Your instructions
Counting every line in the records below that holds "Paramètres", give the total and add nothing.

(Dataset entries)

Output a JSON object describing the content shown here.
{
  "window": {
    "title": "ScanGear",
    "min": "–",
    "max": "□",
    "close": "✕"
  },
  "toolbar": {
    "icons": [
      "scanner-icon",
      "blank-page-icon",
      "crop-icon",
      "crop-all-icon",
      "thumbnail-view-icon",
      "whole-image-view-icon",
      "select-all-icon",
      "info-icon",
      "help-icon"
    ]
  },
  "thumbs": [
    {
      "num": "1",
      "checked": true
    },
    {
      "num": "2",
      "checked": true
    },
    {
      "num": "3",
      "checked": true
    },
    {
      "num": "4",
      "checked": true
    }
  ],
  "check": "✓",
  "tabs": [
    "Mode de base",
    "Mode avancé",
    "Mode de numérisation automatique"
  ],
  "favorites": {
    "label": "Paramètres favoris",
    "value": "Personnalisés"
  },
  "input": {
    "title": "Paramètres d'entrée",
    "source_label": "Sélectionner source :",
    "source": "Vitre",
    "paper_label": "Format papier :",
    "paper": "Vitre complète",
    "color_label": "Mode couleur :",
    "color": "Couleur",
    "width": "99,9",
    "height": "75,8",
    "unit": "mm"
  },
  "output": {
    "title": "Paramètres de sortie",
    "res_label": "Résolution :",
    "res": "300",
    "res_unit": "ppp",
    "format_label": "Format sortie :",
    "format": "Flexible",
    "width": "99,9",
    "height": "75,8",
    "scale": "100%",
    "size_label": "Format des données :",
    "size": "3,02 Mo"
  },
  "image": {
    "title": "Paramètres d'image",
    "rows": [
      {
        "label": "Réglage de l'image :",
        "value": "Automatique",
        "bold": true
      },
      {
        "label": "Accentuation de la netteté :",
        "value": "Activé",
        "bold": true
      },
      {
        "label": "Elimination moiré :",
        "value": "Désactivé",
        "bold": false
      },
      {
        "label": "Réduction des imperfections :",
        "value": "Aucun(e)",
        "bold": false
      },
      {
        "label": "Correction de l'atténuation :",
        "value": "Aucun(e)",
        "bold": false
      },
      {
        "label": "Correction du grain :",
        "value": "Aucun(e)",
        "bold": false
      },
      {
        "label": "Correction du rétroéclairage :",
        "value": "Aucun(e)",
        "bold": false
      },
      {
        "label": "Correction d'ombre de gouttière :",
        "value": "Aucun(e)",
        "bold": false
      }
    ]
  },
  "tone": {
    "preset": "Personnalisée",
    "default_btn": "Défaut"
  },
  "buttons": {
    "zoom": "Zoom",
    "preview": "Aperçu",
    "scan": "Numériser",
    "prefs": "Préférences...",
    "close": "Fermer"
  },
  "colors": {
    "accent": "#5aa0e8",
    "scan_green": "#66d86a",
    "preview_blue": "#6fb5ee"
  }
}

Answer space
4